■ Task
All of the data needs to be reproduced with no alterations.

■ Records for the exercise
[Start of section]
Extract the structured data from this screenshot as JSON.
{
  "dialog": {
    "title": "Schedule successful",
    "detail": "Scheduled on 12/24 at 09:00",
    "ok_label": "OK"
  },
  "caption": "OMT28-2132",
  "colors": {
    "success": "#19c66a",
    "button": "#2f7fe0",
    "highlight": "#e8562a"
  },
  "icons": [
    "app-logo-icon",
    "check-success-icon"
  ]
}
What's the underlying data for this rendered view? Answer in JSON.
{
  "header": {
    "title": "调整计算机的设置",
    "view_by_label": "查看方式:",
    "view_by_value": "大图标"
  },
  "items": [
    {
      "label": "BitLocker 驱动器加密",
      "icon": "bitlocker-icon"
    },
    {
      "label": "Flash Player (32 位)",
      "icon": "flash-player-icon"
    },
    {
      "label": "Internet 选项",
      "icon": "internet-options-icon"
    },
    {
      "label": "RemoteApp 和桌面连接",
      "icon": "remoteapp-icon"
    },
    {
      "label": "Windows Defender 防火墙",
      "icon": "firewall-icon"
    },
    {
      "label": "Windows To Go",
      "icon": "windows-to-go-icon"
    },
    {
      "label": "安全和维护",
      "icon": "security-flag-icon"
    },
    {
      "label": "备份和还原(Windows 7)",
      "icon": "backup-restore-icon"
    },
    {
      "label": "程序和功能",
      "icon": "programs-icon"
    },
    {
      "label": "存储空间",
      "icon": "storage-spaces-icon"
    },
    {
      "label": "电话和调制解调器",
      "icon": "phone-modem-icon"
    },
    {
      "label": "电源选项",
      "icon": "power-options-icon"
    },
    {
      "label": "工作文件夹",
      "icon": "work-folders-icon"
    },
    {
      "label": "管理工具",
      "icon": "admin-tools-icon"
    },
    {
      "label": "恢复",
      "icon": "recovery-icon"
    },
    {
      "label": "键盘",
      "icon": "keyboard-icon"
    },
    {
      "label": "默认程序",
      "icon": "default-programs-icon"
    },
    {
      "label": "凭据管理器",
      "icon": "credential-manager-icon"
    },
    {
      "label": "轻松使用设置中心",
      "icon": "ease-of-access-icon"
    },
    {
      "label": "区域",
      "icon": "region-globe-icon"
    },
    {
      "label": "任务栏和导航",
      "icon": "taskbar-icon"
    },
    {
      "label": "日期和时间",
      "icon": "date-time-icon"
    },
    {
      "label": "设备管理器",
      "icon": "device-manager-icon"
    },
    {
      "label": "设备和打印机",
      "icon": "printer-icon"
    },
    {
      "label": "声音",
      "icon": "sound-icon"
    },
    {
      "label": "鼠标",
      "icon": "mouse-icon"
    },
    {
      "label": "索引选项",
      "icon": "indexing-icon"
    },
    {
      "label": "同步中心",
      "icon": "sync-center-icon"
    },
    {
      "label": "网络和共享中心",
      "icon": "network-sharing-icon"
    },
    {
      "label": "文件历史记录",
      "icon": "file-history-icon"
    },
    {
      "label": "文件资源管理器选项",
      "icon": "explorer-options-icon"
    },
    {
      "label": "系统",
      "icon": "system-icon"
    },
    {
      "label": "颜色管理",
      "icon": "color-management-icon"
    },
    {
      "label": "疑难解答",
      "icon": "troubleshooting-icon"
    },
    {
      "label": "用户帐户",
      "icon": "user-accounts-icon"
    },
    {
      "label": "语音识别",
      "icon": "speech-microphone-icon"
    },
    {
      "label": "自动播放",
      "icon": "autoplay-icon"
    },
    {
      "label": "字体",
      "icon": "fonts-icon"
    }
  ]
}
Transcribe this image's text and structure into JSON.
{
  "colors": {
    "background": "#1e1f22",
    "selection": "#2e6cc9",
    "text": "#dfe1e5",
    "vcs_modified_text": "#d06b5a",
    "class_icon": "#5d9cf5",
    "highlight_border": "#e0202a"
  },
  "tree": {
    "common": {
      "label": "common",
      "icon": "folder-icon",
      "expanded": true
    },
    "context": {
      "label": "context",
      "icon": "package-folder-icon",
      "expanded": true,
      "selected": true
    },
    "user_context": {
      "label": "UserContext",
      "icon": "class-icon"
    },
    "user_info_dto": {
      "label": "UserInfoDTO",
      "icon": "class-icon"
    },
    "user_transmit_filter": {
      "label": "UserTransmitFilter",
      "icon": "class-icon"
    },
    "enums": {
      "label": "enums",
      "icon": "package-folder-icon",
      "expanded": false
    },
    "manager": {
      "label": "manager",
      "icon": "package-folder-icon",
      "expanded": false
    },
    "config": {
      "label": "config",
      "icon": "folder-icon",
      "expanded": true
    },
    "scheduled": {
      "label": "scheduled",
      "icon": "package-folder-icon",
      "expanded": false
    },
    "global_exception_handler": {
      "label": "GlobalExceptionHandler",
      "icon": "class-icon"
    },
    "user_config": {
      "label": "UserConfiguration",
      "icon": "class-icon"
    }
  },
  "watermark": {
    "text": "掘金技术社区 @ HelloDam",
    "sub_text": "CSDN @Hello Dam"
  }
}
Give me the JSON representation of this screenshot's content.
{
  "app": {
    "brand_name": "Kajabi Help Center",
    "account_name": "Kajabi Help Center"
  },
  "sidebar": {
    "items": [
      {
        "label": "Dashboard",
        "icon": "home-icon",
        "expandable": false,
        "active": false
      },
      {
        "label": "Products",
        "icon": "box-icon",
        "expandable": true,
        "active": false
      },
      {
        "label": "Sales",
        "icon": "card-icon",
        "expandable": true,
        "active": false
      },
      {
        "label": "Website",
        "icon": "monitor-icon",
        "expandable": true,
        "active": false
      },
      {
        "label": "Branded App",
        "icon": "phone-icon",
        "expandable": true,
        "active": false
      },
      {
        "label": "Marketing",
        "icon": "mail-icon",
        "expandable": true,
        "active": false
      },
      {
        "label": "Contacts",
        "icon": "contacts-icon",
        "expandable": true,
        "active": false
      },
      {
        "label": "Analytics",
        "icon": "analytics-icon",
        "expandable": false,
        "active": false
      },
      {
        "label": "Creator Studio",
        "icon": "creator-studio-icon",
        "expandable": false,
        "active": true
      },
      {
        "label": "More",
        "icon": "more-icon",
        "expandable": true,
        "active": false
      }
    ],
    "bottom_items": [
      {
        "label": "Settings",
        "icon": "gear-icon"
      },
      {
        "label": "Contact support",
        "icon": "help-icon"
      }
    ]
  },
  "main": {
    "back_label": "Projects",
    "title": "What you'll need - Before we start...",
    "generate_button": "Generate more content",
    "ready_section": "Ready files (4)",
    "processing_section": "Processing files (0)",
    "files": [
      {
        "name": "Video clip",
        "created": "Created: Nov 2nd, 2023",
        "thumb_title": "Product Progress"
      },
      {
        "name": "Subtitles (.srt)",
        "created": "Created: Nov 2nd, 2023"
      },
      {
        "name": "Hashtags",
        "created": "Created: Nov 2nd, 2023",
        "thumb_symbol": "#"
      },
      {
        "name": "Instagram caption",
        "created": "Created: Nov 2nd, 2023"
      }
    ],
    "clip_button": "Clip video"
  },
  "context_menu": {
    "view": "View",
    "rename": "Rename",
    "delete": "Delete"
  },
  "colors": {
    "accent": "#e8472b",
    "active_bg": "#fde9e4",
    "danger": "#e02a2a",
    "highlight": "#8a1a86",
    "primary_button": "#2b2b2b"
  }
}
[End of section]
■ Response to the task
Extract the structured data from this screenshot as JSON.
{
  "dialog": {
    "title": "Schedule successful",
    "detail": "Scheduled on 12/24 at 09:00",
    "ok_label": "OK"
  },
  "caption": "OMT28-2132",
  "colors": {
    "success": "#19c66a",
    "button": "#2f7fe0",
    "highlight": "#e8562a"
  },
  "icons": [
    "app-logo-icon",
    "check-success-icon"
  ]
}
What's the underlying data for this rendered view? Answer in JSON.
{
  "header": {
    "title": "调整计算机的设置",
    "view_by_label": "查看方式:",
    "view_by_value": "大图标"
  },
  "items": [
    {
      "label": "BitLocker 驱动器加密",
      "icon": "bitlocker-icon"
    },
    {
      "label": "Flash Player (32 位)",
      "icon": "flash-player-icon"
    },
    {
      "label": "Internet 选项",
      "icon": "internet-options-icon"
    },
    {
      "label": "RemoteApp 和桌面连接",
      "icon": "remoteapp-icon"
    },
    {
      "label": "Windows Defender 防火墙",
      "icon": "firewall-icon"
    },
    {
      "label": "Windows To Go",
      "icon": "windows-to-go-icon"
    },
    {
      "label": "安全和维护",
      "icon": "security-flag-icon"
    },
    {
      "label": "备份和还原(Windows 7)",
      "icon": "backup-restore-icon"
    },
    {
      "label": "程序和功能",
      "icon": "programs-icon"
    },
    {
      "label": "存储空间",
      "icon": "storage-spaces-icon"
    },
    {
      "label": "电话和调制解调器",
      "icon": "phone-modem-icon"
    },
    {
      "label": "电源选项",
      "icon": "power-options-icon"
    },
    {
      "label": "工作文件夹",
      "icon": "work-folders-icon"
    },
    {
      "label": "管理工具",
      "icon": "admin-tools-icon"
    },
    {
      "label": "恢复",
      "icon": "recovery-icon"
    },
    {
      "label": "键盘",
      "icon": "keyboard-icon"
    },
    {
      "label": "默认程序",
      "icon": "default-programs-icon"
    },
    {
      "label": "凭据管理器",
      "icon": "credential-manager-icon"
    },
    {
      "label": "轻松使用设置中心",
      "icon": "ease-of-access-icon"
    },
    {
      "label": "区域",
      "icon": "region-globe-icon"
    },
    {
      "label": "任务栏和导航",
      "icon": "taskbar-icon"
    },
    {
      "label": "日期和时间",
      "icon": "date-time-icon"
    },
    {
      "label": "设备管理器",
      "icon": "device-manager-icon"
    },
    {
      "label": "设备和打印机",
      "icon": "printer-icon"
    },
    {
      "label": "声音",
      "icon": "sound-icon"
    },
    {
      "label": "鼠标",
      "icon": "mouse-icon"
    },
    {
      "label": "索引选项",
      "icon": "indexing-icon"
    },
    {
      "label": "同步中心",
      "icon": "sync-center-icon"
    },
    {
      "label": "网络和共享中心",
      "icon": "network-sharing-icon"
    },
    {
      "label": "文件历史记录",
      "icon": "file-history-icon"
    },
    {
      "label": "文件资源管理器选项",
      "icon": "explorer-options-icon"
    },
    {
      "label": "系统",
      "icon": "system-icon"
    },
    {
      "label": "颜色管理",
      "icon": "color-management-icon"
    },
    {
      "label": "疑难解答",
      "icon": "troubleshooting-icon"
    },
    {
      "label": "用户帐户",
      "icon": "user-accounts-icon"
    },
    {
      "label": "语音识别",
      "icon": "speech-microphone-icon"
    },
    {
      "label": "自动播放",
      "icon": "autoplay-icon"
    },
    {
      "label": "字体",
      "icon": "fonts-icon"
    }
  ]
}
Transcribe this image's text and structure into JSON.
{
  "colors": {
    "background": "#1e1f22",
    "selection": "#2e6cc9",
    "text": "#dfe1e5",
    "vcs_modified_text": "#d06b5a",
    "class_icon": "#5d9cf5",
    "highlight_border": "#e0202a"
  },
  "tree": {
    "common": {
      "label": "common",
      "icon": "folder-icon",
      "expanded": true
    },
    "context": {
      "label": "context",
      "icon": "package-folder-icon",
      "expanded": true,
      "selected": true
    },
    "user_context": {
      "label": "UserContext",
      "icon": "class-icon"
    },
    "user_info_dto": {
      "label": "UserInfoDTO",
      "icon": "class-icon"
    },
    "user_transmit_filter": {
      "label": "UserTransmitFilter",
      "icon": "class-icon"
    },
    "enums": {
      "label": "enums",
      "icon": "package-folder-icon",
      "expanded": false
    },
    "manager": {
      "label": "manager",
      "icon": "package-folder-icon",
      "expanded": false
    },
    "config": {
      "label": "config",
      "icon": "folder-icon",
      "expanded": true
    },
    "scheduled": {
      "label": "scheduled",
      "icon": "package-folder-icon",
      "expanded": false
    },
    "global_exception_handler": {
      "label": "GlobalExceptionHandler",
      "icon": "class-icon"
    },
    "user_config": {
      "label": "UserConfiguration",
      "icon": "class-icon"
    }
  },
  "watermark": {
    "text": "掘金技术社区 @ HelloDam",
    "sub_text": "CSDN @Hello Dam"
  }
}
Give me the JSON representation of this screenshot's content.
{
  "app": {
    "brand_name": "Kajabi Help Center",
    "account_name": "Kajabi Help Center"
  },
  "sidebar": {
    "items": [
      {
        "label": "Dashboard",
        "icon": "home-icon",
        "expandable": false,
        "active": false
      },
      {
        "label": "Products",
        "icon": "box-icon",
        "expandable": true,
        "active": false
      },
      {
        "label": "Sales",
        "icon": "card-icon",
        "expandable": true,
        "active": false
      },
      {
        "label": "Website",
        "icon": "monitor-icon",
        "expandable": true,
        "active": false
      },
      {
        "label": "Branded App",
        "icon": "phone-icon",
        "expandable": true,
        "active": false
      },
      {
        "label": "Marketing",
        "icon": "mail-icon",
        "expandable": true,
        "active": false
      },
      {
        "label": "Contacts",
        "icon": "contacts-icon",
        "expandable": true,
        "active": false
      },
      {
        "label": "Analytics",
        "icon": "analytics-icon",
        "expandable": false,
        "active": false
      },
      {
        "label": "Creator Studio",
        "icon": "creator-studio-icon",
        "expandable": false,
        "active": true
      },
      {
        "label": "More",
        "icon": "more-icon",
        "expandable": true,
        "active": false
      }
    ],
    "bottom_items": [
      {
        "label": "Settings",
        "icon": "gear-icon"
      },
      {
        "label": "Contact support",
        "icon": "help-icon"
      }
    ]
  },
  "main": {
    "back_label": "Projects",
    "title": "What you'll need - Before we start...",
    "generate_button": "Generate more content",
    "ready_section": "Ready files (4)",
    "processing_section": "Processing files (0)",
    "files": [
      {
        "name": "Video clip",
        "created": "Created: Nov 2nd, 2023",
        "thumb_title": "Product Progress"
      },
      {
        "name": "Subtitles (.srt)",
        "created": "Created: Nov 2nd, 2023"
      },
      {
        "name": "Hashtags",
        "created": "Created: Nov 2nd, 2023",
        "thumb_symbol": "#"
      },
      {
        "name": "Instagram caption",
        "created": "Created: Nov 2nd, 2023"
      }
    ],
    "clip_button": "Clip video"
  },
  "context_menu": {
    "view": "View",
    "rename": "Rename",
    "delete": "Delete"
  },
  "colors": {
    "accent": "#e8472b",
    "active_bg": "#fde9e4",
    "danger": "#e02a2a",
    "highlight": "#8a1a86",
    "primary_button": "#2b2b2b"
  }
}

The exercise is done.